Function
A function is a mathematical device that converts one value to another in a known way. We can think of it as a machine. You feed the machine an input, it does some calculations on it, and then gives you back another value  the result of the calculations.
 The set of allowable inputs to a given function is called the
domain of the function.
 The set of possible outputs is called the range of the function.
First create a function
The first step is to create a function. We give it a name and describe how it works inside. We write a function like this:
 The function's name is f. We can name it anything but single letters are common
 The input* value is called x. Again we could use anything but x
is common.
 On the right of the equals sign we see what the function does with the input.
Here, the function takes the input x, multiplies it by three, then gives that out as the output.
The function could do almost any calculation you like, but we have chosen a simple one for clarity.
* The input to a function is often called its 'argument', or 'parameter'.
Using the function
We can now use this function in any expression. For example
This would use the function with an input of 3. Since this function multiplies its input by three, the variable j is given the value 9.
Below is a table showing the output of f(x) for a few sample values in its domain (input).
Because the definition of f(x) says so, every output is three times the input.
Input 
Function value (output) 
3 
9 
12 
36 
2.2 
6.6 
Using a function many times
A function can be used multiple times. Using our example function again:
In this equation, the function f is used twice.

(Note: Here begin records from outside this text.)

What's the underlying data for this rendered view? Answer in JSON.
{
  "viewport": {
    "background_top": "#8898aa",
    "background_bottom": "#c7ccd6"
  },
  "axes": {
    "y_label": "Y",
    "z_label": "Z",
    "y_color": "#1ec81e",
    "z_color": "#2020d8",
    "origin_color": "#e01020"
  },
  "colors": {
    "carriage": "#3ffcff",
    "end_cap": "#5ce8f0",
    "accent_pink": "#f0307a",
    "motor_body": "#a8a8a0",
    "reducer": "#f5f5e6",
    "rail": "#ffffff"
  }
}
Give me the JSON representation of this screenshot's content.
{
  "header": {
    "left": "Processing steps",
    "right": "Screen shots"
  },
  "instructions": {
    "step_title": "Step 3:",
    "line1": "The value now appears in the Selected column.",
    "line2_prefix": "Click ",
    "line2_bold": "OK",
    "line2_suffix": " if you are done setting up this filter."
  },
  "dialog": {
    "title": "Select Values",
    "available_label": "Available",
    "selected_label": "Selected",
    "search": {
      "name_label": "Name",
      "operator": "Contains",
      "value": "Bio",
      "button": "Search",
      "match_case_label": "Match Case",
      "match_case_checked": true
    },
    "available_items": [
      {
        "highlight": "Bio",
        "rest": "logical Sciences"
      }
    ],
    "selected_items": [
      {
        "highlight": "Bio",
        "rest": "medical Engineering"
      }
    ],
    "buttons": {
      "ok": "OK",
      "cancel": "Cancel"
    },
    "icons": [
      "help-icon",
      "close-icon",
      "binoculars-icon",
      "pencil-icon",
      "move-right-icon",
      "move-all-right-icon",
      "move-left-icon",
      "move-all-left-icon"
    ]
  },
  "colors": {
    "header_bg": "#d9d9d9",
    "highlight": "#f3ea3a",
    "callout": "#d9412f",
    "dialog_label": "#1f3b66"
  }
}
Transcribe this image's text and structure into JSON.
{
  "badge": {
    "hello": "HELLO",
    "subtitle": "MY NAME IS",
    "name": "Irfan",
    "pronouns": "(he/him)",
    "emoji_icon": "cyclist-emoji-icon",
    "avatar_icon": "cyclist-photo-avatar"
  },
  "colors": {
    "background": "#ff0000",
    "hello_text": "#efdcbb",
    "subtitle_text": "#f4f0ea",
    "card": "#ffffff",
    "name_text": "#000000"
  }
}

The first time with an input of 2, then again with an input of 5.
The result is that k will be given the value of 21.
In fact, this is a primary value of functions: you can 'package' a calculation as a function and the use it many times later.
Inverse functions
For some (but not all) functions, there can be another function  the 'inverse function'  that operates in reverse.
That is, given the output, it tells us what the input would have been.
For the example function above, the inverse function could be
It outputs the input divided by three.
How we say it
This 
is spoken as 

"f of x is defined as 3x" 

"j equals f of 3" 
Graphing a function
A graph of a function is a picture that shows how the input and output are related. See the example on the right for the function
It shows how the output changes as you gradually change the input.
For more on this see Graphs.
Functions in computer programming
Functions are widely used in computer programming languages and spreadsheets. They are a fundamental tool used to structure the programs and are either userwritten, or come built into the languages and spreadsheets themselves.
See Functions in computer programming.
While you are here..
... I have a small favor to ask. Over the years we have used advertising to support the site so it can remain free for everyone.
However, advertising revenue is falling and I have always hated the ads. So, would you go to Patreon and become a patron of the site?
When we reach the goal I will remove all advertising from the site.
It only takes a minute and any amount would be greatly appreciated.
Thank you for considering it! – John Page
Become a patron of the site at patreon.com/mathopenref
Other functions topics
(C) 2011 Copyright Math Open Reference. All rights reserved